I suggest selecting the options which result in the shortest game, possibly unless you have a complete squad of four involved; the A.I. just isn't very sporting to compete against.

A rage-inducingly large number of people are put off by 2D games, much like how folk dismiss black and white films. Fools such as these will hate Jumanji unconditionally, but anyone not held back by such prejudices should find something to like. Monopoly Party is the better board game video game, but loses points for having a clearly-established game to copy. Jumanji just works with the vague details gleaned from the film, and so deserves some credit for effort.

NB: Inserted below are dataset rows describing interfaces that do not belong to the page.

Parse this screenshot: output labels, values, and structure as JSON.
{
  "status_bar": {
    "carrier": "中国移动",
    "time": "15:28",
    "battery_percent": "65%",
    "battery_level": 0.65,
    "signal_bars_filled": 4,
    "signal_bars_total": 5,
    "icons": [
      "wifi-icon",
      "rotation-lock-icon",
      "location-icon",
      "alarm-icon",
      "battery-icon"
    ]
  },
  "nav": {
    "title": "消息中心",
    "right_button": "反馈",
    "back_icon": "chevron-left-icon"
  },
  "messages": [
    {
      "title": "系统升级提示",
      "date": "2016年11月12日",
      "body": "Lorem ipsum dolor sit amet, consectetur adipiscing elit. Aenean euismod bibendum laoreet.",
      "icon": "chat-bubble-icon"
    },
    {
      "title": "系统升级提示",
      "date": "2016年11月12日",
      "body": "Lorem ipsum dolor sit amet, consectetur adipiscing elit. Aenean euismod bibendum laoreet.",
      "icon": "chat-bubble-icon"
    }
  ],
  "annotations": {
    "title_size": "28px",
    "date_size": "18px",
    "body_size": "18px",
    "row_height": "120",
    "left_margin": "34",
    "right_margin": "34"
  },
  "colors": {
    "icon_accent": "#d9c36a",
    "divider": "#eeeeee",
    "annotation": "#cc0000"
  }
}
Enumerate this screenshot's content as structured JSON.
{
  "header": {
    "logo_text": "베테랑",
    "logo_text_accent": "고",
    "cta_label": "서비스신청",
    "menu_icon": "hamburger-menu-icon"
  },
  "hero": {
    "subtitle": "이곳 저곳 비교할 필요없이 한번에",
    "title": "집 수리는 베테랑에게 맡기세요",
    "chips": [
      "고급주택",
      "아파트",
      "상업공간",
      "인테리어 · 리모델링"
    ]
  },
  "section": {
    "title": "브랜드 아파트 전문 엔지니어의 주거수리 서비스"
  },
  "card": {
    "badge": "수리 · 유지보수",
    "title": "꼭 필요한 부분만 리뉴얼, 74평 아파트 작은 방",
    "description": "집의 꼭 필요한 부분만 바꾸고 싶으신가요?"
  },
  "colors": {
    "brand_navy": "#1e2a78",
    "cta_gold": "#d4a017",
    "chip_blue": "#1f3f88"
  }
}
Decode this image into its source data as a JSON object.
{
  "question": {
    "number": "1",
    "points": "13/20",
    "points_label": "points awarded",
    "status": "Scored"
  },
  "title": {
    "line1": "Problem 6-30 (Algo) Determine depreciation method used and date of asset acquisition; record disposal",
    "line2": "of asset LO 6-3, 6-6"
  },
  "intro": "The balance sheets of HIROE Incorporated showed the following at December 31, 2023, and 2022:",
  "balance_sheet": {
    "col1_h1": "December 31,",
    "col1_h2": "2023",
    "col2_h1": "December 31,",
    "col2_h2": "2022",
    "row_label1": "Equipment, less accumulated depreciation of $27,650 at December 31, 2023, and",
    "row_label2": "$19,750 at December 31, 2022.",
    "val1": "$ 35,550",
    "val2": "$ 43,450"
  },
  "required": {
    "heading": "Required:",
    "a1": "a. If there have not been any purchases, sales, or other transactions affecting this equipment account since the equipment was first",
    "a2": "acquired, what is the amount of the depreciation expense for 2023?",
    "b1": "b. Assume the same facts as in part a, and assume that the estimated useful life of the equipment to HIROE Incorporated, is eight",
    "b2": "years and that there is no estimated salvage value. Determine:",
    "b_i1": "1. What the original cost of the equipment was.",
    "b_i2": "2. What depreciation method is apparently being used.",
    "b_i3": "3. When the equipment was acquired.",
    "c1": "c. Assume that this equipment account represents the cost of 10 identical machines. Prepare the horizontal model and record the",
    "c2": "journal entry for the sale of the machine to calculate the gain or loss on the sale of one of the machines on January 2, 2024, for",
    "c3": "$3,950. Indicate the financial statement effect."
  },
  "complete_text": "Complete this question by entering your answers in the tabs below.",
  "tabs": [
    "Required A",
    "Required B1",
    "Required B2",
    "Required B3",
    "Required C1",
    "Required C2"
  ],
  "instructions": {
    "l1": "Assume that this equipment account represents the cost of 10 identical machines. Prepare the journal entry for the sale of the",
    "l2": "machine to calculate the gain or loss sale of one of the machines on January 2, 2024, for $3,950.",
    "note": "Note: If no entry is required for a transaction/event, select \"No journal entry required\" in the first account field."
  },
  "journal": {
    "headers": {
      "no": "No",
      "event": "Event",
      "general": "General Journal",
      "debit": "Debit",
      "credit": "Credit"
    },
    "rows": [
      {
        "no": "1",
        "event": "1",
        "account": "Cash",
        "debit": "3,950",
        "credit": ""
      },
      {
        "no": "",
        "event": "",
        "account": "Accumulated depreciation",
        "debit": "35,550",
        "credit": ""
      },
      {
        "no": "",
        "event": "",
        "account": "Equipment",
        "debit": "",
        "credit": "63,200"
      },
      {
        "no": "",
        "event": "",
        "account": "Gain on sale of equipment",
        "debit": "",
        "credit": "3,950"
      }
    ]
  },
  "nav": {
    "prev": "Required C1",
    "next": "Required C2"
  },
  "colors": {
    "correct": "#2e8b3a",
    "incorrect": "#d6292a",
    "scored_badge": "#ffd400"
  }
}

One of the best things that Jumanji the game has done since my acquisition of it is get me to watch Jumanji the movie again after many years. On Video, no less; I wouldn't have it any other way. Ever since that all I want to do is see Zathura, since that's supposed to be the same thing, only with B-movie robots! That loose connection by itself is reason enough to buy the Jumanji game. Then again, the worst thing that the game does is not have a single trace of Robin Williams. Like him or loathe him, you have to admit that the movie was basically built around him, and so he's a pivotal part of the Jumanji canon. Not having him in here is like not having nuts in a Snickers!

*Insert joke about Robin Williams' career here*

Long story short, buy Jumanji. And some delicious Snickers.

P.S. Blast! should be congratulated for having such a sweet logo; it's a smiling bomb winking at you! That's glorious!

I remember seeing this game at my local Blockbuster and wondering why it was made so long after the movie's theatrical run. I wanted to try it, but I didn't and quickly forgot about it after they either sold their copies or pulled them from the shelf. Sounds like I missed out on something pretty good.

I remember seeing this game at my local Blockbuster and wondering why it was made so long after the movie's theatrical run. I wanted to try it, but I didn't and quickly forgot about it after they either sold their copies or pulled them from the shelf. Sounds like I missed out on something pretty good.

It's a fun if limited party game. Best for kiddies, but a mate and I enjoyed a match for most of an hour, so it's got wide appeal.

And I'm glad somebody actually replied with something! Relevant, too! Many thanks.

Love the review. I just laughed uncontrollably at the "insert joke about Robin Williams' career" bit. Probably because I had to sit through the movie "Old Dogs" recently.

I don't think I'll ever find this game but if I do I'll be sure to pick it up.

psychic psycho:
Love the review. I just laughed uncontrollably at the "insert joke about Robin Williams' career" bit. Probably because I had to sit through the movie "Old Dogs" recently.

I don't think I'll ever find this game but if I do I'll be sure to pick it up.

I've never had anyone admit to actual laughter brought on by a review of mine before! Many thanks, sir.

As for picking the game up, I definitely would so just that, though you shouldn't expect a masterpiece by any means. A simple and enjoyable party piece, but nothing special.


Reply to Thread

This thread is locked